# ACTION ITEM:
The lines you return should be those containing the string "screenshot", taken from the data below.

** SUPPLIED ENTRIES follows **

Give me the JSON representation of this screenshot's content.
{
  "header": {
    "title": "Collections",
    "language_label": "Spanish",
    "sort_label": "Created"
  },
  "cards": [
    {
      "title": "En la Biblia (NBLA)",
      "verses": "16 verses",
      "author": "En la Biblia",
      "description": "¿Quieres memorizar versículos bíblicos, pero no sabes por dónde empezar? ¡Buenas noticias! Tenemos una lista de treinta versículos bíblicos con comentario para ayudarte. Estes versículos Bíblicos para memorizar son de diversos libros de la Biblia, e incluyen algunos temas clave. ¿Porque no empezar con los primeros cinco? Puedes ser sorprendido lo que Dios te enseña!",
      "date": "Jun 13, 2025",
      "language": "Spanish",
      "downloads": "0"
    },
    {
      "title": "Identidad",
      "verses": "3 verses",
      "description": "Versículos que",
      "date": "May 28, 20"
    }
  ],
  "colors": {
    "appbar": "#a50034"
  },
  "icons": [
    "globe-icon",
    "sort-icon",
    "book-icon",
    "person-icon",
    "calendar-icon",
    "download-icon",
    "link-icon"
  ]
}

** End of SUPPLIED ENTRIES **
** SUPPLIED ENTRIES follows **

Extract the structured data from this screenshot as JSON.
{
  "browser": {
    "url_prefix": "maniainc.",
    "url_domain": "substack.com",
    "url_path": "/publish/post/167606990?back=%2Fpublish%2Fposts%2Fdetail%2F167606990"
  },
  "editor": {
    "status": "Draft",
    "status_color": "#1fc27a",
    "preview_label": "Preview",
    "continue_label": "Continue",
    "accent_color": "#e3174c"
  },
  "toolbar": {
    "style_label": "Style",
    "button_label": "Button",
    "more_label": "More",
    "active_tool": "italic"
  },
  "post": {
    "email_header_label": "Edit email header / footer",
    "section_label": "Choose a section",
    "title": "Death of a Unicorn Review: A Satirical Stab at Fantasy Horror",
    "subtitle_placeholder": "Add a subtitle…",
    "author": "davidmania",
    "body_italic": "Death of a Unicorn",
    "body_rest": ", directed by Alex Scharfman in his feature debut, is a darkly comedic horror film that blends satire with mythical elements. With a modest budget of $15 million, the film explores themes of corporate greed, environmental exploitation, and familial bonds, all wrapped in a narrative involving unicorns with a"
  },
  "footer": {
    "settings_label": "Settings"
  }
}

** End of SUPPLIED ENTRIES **

# RESULT OF THIS EXERCISE:
Give me the JSON representation of this screenshot's content.
Extract the structured data from this screenshot as JSON.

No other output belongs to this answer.